▼

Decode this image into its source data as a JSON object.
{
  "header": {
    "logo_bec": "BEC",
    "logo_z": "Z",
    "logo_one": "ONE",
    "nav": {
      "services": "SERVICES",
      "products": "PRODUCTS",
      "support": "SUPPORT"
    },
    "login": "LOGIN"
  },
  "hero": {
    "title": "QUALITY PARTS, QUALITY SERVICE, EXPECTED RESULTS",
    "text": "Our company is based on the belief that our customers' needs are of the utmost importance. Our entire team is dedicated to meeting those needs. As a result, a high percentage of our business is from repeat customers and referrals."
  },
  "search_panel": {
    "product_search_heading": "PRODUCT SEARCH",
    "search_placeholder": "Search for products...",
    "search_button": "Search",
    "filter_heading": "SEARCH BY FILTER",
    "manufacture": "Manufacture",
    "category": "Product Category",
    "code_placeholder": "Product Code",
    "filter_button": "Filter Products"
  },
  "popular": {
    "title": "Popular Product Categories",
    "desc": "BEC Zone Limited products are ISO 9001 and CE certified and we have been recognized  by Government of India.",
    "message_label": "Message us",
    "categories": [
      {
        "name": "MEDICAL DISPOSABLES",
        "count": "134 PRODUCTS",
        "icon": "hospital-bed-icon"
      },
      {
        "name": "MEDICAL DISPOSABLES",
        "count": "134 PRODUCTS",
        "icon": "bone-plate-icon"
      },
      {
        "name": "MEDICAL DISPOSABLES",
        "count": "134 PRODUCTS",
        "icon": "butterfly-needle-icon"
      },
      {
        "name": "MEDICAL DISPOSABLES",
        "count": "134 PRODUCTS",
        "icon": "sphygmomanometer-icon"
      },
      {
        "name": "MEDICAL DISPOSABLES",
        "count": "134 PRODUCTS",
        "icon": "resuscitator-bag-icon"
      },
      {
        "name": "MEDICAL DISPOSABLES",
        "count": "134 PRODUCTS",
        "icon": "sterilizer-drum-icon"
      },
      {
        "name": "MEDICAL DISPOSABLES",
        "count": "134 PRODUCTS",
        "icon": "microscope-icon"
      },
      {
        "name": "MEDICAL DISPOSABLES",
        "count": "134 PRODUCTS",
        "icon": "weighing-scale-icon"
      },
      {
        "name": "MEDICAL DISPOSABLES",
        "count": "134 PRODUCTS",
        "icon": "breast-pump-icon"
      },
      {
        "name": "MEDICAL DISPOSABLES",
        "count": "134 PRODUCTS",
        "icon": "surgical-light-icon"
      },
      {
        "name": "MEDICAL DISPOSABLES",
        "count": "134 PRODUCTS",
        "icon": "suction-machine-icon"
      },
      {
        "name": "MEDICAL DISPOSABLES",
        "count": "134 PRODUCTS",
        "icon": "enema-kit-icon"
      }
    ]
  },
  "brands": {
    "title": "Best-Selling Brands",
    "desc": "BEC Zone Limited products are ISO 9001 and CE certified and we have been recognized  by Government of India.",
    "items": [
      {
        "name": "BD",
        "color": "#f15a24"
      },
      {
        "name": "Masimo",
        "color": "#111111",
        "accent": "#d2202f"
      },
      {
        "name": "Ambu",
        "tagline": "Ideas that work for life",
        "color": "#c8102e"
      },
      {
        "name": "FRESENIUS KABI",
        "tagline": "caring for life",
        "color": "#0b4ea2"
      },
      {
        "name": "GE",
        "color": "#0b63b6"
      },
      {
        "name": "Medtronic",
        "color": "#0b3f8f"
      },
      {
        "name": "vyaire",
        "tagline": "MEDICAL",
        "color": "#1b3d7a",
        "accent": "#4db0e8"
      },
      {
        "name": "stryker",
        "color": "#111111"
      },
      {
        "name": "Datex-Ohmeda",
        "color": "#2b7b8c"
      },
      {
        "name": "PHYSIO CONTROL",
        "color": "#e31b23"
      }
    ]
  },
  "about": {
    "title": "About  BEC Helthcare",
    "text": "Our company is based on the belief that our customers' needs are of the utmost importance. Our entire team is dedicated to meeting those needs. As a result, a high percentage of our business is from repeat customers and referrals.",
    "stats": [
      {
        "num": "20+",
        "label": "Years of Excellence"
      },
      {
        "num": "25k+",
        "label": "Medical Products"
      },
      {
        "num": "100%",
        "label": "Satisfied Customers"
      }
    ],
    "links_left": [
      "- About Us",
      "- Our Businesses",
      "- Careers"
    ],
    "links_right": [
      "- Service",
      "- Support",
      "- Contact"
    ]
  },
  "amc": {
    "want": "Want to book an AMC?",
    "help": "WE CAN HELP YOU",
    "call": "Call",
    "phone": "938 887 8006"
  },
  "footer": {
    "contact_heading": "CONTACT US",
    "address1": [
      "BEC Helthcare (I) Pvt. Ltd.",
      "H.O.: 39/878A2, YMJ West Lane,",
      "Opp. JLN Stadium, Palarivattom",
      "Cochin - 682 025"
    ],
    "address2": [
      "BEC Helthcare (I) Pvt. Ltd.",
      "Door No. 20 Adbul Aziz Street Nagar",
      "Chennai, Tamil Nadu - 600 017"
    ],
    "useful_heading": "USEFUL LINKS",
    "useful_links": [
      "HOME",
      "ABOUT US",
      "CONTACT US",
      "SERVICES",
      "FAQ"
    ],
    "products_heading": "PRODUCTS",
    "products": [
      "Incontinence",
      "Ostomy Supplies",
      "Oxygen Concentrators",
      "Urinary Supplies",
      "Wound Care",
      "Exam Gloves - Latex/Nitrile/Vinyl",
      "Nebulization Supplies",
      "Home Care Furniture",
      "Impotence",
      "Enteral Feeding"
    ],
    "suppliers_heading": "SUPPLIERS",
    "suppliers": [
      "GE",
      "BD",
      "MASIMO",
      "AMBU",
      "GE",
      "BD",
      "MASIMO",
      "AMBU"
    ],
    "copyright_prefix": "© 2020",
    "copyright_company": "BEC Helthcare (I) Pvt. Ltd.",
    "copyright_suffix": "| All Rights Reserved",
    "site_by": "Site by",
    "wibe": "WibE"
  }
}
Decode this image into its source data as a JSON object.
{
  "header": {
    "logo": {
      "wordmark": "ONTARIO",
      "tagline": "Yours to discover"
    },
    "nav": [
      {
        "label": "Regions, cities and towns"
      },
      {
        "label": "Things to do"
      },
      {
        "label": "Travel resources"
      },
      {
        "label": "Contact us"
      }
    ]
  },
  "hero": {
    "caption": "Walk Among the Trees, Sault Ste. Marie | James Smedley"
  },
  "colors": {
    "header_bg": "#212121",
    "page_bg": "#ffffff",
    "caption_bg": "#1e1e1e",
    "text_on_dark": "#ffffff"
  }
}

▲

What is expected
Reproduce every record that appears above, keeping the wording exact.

Result of the exercise
Decode this image into its source data as a JSON object.
{
  "header": {
    "logo_bec": "BEC",
    "logo_z": "Z",
    "logo_one": "ONE",
    "nav": {
      "services": "SERVICES",
      "products": "PRODUCTS",
      "support": "SUPPORT"
    },
    "login": "LOGIN"
  },
  "hero": {
    "title": "QUALITY PARTS, QUALITY SERVICE, EXPECTED RESULTS",
    "text": "Our company is based on the belief that our customers' needs are of the utmost importance. Our entire team is dedicated to meeting those needs. As a result, a high percentage of our business is from repeat customers and referrals."
  },
  "search_panel": {
    "product_search_heading": "PRODUCT SEARCH",
    "search_placeholder": "Search for products...",
    "search_button": "Search",
    "filter_heading": "SEARCH BY FILTER",
    "manufacture": "Manufacture",
    "category": "Product Category",
    "code_placeholder": "Product Code",
    "filter_button": "Filter Products"
  },
  "popular": {
    "title": "Popular Product Categories",
    "desc": "BEC Zone Limited products are ISO 9001 and CE certified and we have been recognized  by Government of India.",
    "message_label": "Message us",
    "categories": [
      {
        "name": "MEDICAL DISPOSABLES",
        "count": "134 PRODUCTS",
        "icon": "hospital-bed-icon"
      },
      {
        "name": "MEDICAL DISPOSABLES",
        "count": "134 PRODUCTS",
        "icon": "bone-plate-icon"
      },
      {
        "name": "MEDICAL DISPOSABLES",
        "count": "134 PRODUCTS",
        "icon": "butterfly-needle-icon"
      },
      {
        "name": "MEDICAL DISPOSABLES",
        "count": "134 PRODUCTS",
        "icon": "sphygmomanometer-icon"
      },
      {
        "name": "MEDICAL DISPOSABLES",
        "count": "134 PRODUCTS",
        "icon": "resuscitator-bag-icon"
      },
      {
        "name": "MEDICAL DISPOSABLES",
        "count": "134 PRODUCTS",
        "icon": "sterilizer-drum-icon"
      },
      {
        "name": "MEDICAL DISPOSABLES",
        "count": "134 PRODUCTS",
        "icon": "microscope-icon"
      },
      {
        "name": "MEDICAL DISPOSABLES",
        "count": "134 PRODUCTS",
        "icon": "weighing-scale-icon"
      },
      {
        "name": "MEDICAL DISPOSABLES",
        "count": "134 PRODUCTS",
        "icon": "breast-pump-icon"
      },
      {
        "name": "MEDICAL DISPOSABLES",
        "count": "134 PRODUCTS",
        "icon": "surgical-light-icon"
      },
      {
        "name": "MEDICAL DISPOSABLES",
        "count": "134 PRODUCTS",
        "icon": "suction-machine-icon"
      },
      {
        "name": "MEDICAL DISPOSABLES",
        "count": "134 PRODUCTS",
        "icon": "enema-kit-icon"
      }
    ]
  },
  "brands": {
    "title": "Best-Selling Brands",
    "desc": "BEC Zone Limited products are ISO 9001 and CE certified and we have been recognized  by Government of India.",
    "items": [
      {
        "name": "BD",
        "color": "#f15a24"
      },
      {
        "name": "Masimo",
        "color": "#111111",
        "accent": "#d2202f"
      },
      {
        "name": "Ambu",
        "tagline": "Ideas that work for life",
        "color": "#c8102e"
      },
      {
        "name": "FRESENIUS KABI",
        "tagline": "caring for life",
        "color": "#0b4ea2"
      },
      {
        "name": "GE",
        "color": "#0b63b6"
      },
      {
        "name": "Medtronic",
        "color": "#0b3f8f"
      },
      {
        "name": "vyaire",
        "tagline": "MEDICAL",
        "color": "#1b3d7a",
        "accent": "#4db0e8"
      },
      {
        "name": "stryker",
        "color": "#111111"
      },
      {
        "name": "Datex-Ohmeda",
        "color": "#2b7b8c"
      },
      {
        "name": "PHYSIO CONTROL",
        "color": "#e31b23"
      }
    ]
  },
  "about": {
    "title": "About  BEC Helthcare",
    "text": "Our company is based on the belief that our customers' needs are of the utmost importance. Our entire team is dedicated to meeting those needs. As a result, a high percentage of our business is from repeat customers and referrals.",
    "stats": [
      {
        "num": "20+",
        "label": "Years of Excellence"
      },
      {
        "num": "25k+",
        "label": "Medical Products"
      },
      {
        "num": "100%",
        "label": "Satisfied Customers"
      }
    ],
    "links_left": [
      "- About Us",
      "- Our Businesses",
      "- Careers"
    ],
    "links_right": [
      "- Service",
      "- Support",
      "- Contact"
    ]
  },
  "amc": {
    "want": "Want to book an AMC?",
    "help": "WE CAN HELP YOU",
    "call": "Call",
    "phone": "938 887 8006"
  },
  "footer": {
    "contact_heading": "CONTACT US",
    "address1": [
      "BEC Helthcare (I) Pvt. Ltd.",
      "H.O.: 39/878A2, YMJ West Lane,",
      "Opp. JLN Stadium, Palarivattom",
      "Cochin - 682 025"
    ],
    "address2": [
      "BEC Helthcare (I) Pvt. Ltd.",
      "Door No. 20 Adbul Aziz Street Nagar",
      "Chennai, Tamil Nadu - 600 017"
    ],
    "useful_heading": "USEFUL LINKS",
    "useful_links": [
      "HOME",
      "ABOUT US",
      "CONTACT US",
      "SERVICES",
      "FAQ"
    ],
    "products_heading": "PRODUCTS",
    "products": [
      "Incontinence",
      "Ostomy Supplies",
      "Oxygen Concentrators",
      "Urinary Supplies",
      "Wound Care",
      "Exam Gloves - Latex/Nitrile/Vinyl",
      "Nebulization Supplies",
      "Home Care Furniture",
      "Impotence",
      "Enteral Feeding"
    ],
    "suppliers_heading": "SUPPLIERS",
    "suppliers": [
      "GE",
      "BD",
      "MASIMO",
      "AMBU",
      "GE",
      "BD",
      "MASIMO",
      "AMBU"
    ],
    "copyright_prefix": "© 2020",
    "copyright_company": "BEC Helthcare (I) Pvt. Ltd.",
    "copyright_suffix": "| All Rights Reserved",
    "site_by": "Site by",
    "wibe": "WibE"
  }
}
Decode this image into its source data as a JSON object.
{
  "header": {
    "logo": {
      "wordmark": "ONTARIO",
      "tagline": "Yours to discover"
    },
    "nav": [
      {
        "label": "Regions, cities and towns"
      },
      {
        "label": "Things to do"
      },
      {
        "label": "Travel resources"
      },
      {
        "label": "Contact us"
      }
    ]
  },
  "hero": {
    "caption": "Walk Among the Trees, Sault Ste. Marie | James Smedley"
  },
  "colors": {
    "header_bg": "#212121",
    "page_bg": "#ffffff",
    "caption_bg": "#1e1e1e",
    "text_on_dark": "#ffffff"
  }
}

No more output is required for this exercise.